Exodus 15:3: "The Lord is a warrior; the Lord is his name."

Thursday, October 04, 2007

Pencils for Oscar—Another Good Day on the Prairie

My Dad loved horses; we grew up working and training horses. We used horses to move cattle to pastures our dad rented. I like horses, but not as well as my brother Jim. Jim has horses, makes buggies, and uses his buggy to provide rides in parades and at area functions.

A couple of weeks ago Jim used his horse and buggy at a wedding in a small west-central Minnesota town. He must haul his buggy, horse, harnesses and his driving clothes in order to provide transportation at this wedding.

Before the wedding, he “warmed up” his horse by driving it around the small town. As usual, kids come and ask for rides but he can’t give them a ride before the wedding since the inside of the buggy needs to remain spotless as not to damage very expensive wedding dresses. One of the children asking for a ride was Oscar, a young Hispanic boy who rode his bicycle along side the buggy as Jim headed toward the church to pick up the bride and groom.

After delivering the bridal couple to their destination at the reception, Jim needed to put everything back into his truck and trailer. Once again, Oscar was there, he had waited patiently on his bike for Jim to finish his work.
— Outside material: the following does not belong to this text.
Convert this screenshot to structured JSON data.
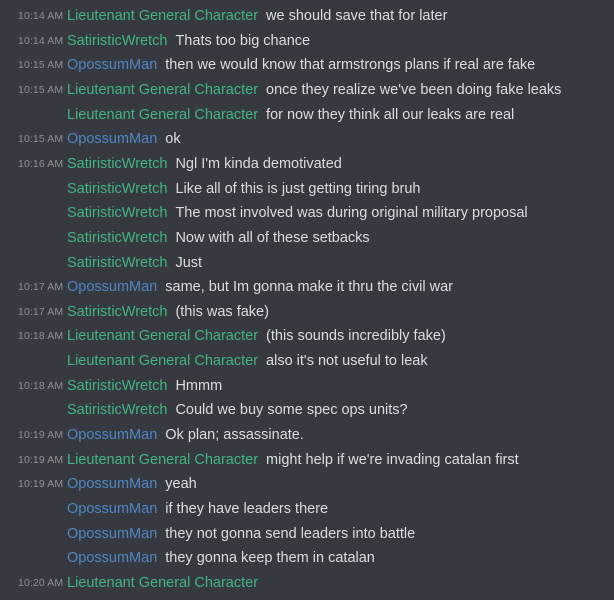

Jim asked him if he wanted to make some money. Oscar flashed a big smile and said “yes”. Oscar was an enthusiastic helper; young and willing to learn. Jim taught, Oscar learned, and the buggy, the horse, and all the equipment were finally stowed away.

Jim rewarded Oscar with some money. Oscar flashed another big smile and said “thank you.” They visited awhile and Jim asked Oscar, “What are you going to do with the money?” Oscar proudly replied, “I’m going to buy pencils for school!” Jim fell silent. Pencils for school; just pencils for school. No ice cream cones, no candy bars, but pencils for school; all he wanted was pencils.

As Jim related the story to me, we both had tears in our eyes. Oh, how little we value pens and pencils. We have too many; we throw them away without thinking. There are more where they came from. We have more than enough pencils. Oscar had none. Sometimes we pass great opportunities without thinking or knowing. Oscar has his pencils. Jim got everything loaded to head back to Olivia.

As Jim pulled out of town, he noticed a yard full of people waving. It was Oscar and his family! The Old German horseman was reminded how good God has been to him. Oscar got his pencils and a new friend. God was good to Jim and Oscar. As Jim moved on home, he pulled down his hat, looked into the sunset, the sound of the diesel engine under the hood of his pickup reminded him of the completion of another good day on the prairie. Yes, this had been a good day. Oscar had taught Jim a valuable lesson and Jim taught Oscar a valuable lesson. May God be blessed.

"Whatever you did for one of the least of these brothers of mine, you did for me.” Matthew 25:40.